### ACTIVITY
Pick out the lines in the listing below that contain the word "JSON" and copy them.

### SOURCE MATERIAL
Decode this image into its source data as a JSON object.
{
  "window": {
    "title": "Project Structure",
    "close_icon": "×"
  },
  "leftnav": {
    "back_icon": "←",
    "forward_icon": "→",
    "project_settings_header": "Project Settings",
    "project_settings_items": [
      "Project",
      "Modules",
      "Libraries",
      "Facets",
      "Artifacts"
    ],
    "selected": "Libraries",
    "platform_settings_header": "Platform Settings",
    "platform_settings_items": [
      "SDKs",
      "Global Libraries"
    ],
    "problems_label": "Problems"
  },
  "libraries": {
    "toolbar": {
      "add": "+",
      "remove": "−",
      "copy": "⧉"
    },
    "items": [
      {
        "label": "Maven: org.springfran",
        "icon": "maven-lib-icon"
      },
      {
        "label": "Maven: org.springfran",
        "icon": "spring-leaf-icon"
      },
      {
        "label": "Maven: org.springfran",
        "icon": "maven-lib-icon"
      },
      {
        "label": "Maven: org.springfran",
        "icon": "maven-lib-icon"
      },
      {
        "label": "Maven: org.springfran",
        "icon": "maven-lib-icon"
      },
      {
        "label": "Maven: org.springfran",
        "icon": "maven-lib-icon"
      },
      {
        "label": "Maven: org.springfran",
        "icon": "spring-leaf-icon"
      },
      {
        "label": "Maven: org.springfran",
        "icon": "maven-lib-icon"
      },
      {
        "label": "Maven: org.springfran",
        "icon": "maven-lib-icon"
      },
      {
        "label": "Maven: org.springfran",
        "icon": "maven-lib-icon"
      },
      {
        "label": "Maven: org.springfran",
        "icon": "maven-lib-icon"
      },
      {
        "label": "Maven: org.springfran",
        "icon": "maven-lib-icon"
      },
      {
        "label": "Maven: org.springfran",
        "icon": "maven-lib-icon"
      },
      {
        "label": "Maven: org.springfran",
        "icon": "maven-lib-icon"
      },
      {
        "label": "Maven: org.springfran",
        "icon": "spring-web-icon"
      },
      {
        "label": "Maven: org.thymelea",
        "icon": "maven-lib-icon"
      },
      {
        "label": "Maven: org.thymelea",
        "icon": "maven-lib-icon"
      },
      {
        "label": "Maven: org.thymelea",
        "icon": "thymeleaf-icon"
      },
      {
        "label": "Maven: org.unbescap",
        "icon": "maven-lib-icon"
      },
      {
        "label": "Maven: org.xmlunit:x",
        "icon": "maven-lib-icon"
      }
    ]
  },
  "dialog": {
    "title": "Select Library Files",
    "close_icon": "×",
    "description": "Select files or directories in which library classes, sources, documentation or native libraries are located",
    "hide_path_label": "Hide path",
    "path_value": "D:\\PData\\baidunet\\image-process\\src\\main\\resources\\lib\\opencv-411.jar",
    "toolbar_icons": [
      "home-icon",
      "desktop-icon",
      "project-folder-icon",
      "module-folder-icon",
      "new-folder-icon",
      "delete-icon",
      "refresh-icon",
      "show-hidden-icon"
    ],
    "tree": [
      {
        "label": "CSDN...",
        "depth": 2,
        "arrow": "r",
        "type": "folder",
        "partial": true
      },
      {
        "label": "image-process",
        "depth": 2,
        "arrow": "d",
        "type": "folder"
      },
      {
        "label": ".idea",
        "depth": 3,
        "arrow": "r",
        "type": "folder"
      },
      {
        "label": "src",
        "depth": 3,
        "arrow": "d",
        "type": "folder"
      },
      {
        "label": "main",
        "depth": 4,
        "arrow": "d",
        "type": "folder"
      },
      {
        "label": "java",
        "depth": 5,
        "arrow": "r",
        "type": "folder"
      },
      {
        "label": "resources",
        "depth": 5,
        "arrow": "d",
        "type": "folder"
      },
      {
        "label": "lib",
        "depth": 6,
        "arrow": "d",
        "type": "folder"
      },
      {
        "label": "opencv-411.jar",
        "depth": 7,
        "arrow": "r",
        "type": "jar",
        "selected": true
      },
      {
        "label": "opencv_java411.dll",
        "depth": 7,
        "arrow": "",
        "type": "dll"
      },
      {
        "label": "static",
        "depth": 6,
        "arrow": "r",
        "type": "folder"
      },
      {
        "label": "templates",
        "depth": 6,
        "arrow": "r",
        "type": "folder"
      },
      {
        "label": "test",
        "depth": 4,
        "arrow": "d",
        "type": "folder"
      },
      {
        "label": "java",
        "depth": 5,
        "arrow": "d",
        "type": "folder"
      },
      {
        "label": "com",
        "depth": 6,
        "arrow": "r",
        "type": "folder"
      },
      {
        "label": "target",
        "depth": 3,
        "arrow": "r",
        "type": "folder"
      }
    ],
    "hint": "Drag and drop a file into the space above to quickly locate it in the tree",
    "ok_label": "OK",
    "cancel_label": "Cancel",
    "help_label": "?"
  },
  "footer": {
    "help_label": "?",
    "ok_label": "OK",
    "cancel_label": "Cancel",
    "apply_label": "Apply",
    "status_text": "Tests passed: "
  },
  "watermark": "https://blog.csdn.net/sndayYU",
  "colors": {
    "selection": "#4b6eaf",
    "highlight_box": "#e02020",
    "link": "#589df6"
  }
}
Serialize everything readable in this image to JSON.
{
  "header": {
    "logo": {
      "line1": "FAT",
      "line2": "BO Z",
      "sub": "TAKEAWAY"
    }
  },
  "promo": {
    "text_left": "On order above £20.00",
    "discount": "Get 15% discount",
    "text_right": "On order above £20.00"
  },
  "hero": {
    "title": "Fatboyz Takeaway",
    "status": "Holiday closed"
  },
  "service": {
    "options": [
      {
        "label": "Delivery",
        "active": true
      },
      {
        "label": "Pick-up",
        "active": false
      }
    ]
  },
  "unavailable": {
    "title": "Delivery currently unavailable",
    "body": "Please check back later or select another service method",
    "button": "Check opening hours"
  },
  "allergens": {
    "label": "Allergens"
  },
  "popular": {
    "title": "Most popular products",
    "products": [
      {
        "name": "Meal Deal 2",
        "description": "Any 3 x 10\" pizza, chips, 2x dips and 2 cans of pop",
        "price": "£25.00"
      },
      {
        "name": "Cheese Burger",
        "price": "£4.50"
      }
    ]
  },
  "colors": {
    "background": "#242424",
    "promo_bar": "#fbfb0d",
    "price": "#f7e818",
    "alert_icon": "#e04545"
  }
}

### REPLY TO THE EXERCISE
Decode this image into its source data as a JSON object.
Serialize everything readable in this image to JSON.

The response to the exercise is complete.